Task goal
Return, from the lines below, each one that includes the word "JSON".
======== Data for this exercise ========
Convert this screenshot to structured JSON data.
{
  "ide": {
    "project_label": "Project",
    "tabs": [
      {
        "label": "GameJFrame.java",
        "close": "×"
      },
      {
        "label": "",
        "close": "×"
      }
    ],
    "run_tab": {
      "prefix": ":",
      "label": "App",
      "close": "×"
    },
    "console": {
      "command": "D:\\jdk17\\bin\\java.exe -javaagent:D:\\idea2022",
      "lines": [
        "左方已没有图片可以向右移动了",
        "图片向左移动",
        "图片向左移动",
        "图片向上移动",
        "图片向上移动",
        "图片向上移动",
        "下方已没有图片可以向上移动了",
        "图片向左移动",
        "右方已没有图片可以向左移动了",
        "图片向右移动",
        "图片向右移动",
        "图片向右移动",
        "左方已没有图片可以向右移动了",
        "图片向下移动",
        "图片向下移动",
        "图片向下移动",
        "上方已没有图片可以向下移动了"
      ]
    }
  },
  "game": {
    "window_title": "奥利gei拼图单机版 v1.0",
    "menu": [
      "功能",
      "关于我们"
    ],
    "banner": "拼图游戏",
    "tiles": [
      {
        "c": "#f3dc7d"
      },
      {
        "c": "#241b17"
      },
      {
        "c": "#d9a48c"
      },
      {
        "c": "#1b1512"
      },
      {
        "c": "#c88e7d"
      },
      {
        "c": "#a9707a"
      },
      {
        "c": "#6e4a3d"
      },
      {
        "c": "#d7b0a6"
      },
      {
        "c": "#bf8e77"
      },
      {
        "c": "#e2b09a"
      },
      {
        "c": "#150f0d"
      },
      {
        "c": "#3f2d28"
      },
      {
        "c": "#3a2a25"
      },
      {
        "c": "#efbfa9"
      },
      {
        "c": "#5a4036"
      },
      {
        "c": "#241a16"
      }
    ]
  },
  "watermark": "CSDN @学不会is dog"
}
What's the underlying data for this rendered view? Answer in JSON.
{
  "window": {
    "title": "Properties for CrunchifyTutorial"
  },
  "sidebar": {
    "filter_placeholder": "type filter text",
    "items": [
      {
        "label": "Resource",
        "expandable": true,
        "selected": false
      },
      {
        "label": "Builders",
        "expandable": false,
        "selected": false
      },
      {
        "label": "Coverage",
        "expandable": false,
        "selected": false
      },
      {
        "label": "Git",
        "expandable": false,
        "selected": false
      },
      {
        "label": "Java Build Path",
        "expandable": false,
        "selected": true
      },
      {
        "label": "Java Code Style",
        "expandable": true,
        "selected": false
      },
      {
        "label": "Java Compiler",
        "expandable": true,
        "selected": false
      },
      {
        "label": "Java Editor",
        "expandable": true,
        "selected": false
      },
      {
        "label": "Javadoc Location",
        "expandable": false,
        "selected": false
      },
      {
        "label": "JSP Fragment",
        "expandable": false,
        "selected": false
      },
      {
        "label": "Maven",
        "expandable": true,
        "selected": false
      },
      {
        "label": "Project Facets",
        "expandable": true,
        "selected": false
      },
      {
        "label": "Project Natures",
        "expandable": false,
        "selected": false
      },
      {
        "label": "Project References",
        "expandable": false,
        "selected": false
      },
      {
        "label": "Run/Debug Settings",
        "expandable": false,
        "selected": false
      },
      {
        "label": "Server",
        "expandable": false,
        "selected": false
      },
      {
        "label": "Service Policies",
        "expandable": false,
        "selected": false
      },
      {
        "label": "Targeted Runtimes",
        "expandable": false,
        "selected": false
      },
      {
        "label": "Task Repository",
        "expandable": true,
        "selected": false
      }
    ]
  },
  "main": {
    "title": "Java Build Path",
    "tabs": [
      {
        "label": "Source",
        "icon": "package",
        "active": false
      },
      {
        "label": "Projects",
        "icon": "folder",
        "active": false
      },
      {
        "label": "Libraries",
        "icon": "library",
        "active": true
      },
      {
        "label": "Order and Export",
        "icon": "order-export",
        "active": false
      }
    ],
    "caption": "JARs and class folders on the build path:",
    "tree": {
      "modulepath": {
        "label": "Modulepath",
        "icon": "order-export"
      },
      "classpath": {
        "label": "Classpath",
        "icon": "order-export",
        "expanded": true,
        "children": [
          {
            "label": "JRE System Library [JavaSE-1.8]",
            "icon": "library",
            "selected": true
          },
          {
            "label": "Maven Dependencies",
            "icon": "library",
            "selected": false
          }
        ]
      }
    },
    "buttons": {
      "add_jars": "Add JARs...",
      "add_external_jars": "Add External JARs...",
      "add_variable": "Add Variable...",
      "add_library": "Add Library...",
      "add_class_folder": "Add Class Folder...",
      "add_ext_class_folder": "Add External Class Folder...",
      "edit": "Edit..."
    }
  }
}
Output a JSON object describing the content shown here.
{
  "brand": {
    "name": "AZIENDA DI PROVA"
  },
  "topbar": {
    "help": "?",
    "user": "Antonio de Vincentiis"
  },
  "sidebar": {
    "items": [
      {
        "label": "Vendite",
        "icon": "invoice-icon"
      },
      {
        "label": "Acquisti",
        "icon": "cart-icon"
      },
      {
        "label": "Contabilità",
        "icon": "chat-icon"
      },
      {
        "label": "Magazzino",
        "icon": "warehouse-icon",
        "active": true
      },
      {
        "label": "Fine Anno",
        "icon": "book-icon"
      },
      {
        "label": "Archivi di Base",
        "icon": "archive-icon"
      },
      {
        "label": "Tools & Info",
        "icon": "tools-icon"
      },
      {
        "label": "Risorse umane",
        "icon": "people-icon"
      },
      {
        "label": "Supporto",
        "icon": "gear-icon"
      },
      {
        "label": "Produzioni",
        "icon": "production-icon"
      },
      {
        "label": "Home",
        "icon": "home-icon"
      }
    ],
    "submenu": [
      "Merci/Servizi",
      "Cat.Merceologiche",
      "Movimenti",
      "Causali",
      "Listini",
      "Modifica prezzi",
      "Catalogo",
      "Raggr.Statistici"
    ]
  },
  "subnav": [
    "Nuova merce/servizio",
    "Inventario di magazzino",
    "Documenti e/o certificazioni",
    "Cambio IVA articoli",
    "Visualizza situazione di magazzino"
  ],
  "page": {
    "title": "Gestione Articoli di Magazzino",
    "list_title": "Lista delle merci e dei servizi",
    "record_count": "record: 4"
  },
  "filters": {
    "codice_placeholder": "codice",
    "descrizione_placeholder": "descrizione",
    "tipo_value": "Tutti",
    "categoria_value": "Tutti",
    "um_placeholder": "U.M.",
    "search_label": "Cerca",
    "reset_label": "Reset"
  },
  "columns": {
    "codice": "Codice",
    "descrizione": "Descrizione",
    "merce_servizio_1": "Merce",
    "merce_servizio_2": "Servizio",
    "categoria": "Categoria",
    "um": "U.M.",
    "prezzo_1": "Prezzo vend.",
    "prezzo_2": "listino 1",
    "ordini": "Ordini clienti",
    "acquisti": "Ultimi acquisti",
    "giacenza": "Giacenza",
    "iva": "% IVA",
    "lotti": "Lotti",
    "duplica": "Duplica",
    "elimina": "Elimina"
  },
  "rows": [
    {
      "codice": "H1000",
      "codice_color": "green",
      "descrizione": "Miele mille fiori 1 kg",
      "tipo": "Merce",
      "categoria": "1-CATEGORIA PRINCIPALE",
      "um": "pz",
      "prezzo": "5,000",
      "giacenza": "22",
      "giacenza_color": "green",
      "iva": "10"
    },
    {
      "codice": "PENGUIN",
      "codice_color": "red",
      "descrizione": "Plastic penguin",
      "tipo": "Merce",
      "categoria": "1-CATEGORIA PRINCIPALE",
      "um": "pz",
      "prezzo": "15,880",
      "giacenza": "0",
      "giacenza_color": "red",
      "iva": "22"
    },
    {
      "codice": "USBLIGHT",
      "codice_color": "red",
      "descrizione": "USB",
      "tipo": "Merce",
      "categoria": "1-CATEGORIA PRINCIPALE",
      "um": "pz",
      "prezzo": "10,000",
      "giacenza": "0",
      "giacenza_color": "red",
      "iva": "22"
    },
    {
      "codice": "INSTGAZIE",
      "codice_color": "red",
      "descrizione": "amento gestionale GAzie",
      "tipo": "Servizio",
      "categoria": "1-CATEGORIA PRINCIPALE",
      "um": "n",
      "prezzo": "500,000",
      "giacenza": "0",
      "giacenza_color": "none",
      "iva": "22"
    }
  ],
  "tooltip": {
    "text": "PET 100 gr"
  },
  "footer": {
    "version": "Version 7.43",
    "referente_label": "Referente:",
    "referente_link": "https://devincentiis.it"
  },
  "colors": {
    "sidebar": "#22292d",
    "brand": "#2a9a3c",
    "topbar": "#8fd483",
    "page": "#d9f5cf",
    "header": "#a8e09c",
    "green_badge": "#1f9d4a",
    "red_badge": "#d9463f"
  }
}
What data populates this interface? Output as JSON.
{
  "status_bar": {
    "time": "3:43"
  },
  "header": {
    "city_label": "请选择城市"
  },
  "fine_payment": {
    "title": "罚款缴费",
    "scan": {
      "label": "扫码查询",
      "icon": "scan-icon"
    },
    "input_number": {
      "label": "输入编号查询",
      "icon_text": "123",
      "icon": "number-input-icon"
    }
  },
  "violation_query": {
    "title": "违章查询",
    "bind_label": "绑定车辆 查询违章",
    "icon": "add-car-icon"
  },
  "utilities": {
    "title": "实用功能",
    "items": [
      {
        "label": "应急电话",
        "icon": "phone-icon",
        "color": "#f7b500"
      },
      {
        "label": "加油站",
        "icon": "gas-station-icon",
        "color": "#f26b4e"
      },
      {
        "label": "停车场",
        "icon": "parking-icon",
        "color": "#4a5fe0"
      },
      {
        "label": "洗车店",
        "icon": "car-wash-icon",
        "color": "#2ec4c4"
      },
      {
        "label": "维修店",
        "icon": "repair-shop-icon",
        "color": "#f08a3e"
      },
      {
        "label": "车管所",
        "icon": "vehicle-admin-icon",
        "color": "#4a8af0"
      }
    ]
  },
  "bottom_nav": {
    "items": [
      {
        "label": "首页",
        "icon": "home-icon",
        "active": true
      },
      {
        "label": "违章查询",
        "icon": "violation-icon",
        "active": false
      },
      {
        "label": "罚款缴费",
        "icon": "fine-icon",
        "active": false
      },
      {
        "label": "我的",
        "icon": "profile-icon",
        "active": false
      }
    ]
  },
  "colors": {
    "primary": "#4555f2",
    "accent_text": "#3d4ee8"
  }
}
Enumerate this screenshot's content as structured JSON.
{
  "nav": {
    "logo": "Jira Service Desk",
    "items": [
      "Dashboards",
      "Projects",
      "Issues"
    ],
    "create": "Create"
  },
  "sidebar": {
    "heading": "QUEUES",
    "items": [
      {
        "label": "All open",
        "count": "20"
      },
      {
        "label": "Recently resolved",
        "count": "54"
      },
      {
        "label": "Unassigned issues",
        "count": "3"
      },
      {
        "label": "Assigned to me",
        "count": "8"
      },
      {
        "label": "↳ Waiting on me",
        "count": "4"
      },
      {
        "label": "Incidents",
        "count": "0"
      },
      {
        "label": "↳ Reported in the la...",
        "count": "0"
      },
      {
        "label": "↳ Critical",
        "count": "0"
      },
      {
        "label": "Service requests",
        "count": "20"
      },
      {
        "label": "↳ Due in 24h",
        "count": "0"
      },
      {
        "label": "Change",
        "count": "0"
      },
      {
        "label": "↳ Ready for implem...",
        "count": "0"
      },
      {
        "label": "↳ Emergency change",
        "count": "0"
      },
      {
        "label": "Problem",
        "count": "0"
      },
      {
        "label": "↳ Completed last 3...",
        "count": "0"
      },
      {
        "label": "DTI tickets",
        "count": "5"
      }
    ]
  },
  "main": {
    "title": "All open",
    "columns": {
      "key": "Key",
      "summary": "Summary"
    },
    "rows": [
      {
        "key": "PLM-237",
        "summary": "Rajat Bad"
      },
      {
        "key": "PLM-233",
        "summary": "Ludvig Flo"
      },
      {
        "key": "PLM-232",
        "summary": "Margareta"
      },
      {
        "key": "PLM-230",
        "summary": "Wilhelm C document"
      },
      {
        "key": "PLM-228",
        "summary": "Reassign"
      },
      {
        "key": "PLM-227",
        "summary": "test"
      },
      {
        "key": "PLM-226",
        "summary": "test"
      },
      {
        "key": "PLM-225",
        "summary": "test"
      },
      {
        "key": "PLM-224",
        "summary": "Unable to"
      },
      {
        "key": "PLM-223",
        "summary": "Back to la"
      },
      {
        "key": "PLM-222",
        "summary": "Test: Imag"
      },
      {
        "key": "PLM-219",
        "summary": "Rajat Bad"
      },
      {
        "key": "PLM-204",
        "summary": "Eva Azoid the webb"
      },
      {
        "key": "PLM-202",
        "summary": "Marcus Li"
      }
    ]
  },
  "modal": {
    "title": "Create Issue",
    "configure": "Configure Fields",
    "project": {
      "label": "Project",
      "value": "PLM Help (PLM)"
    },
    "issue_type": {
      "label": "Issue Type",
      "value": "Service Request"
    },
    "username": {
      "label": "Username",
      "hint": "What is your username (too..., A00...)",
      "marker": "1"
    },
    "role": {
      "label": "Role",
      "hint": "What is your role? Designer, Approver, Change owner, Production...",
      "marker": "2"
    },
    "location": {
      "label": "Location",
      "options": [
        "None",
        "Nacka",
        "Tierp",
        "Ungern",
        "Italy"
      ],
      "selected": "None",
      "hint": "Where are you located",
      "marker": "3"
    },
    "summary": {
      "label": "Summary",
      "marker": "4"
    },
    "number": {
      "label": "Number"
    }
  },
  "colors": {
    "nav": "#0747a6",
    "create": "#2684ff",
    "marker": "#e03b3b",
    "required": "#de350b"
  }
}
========
Response area
Convert this screenshot to structured JSON data.
What's the underlying data for this rendered view? Answer in JSON.
Output a JSON object describing the content shown here.
What data populates this interface? Output as JSON.
Enumerate this screenshot's content as structured JSON.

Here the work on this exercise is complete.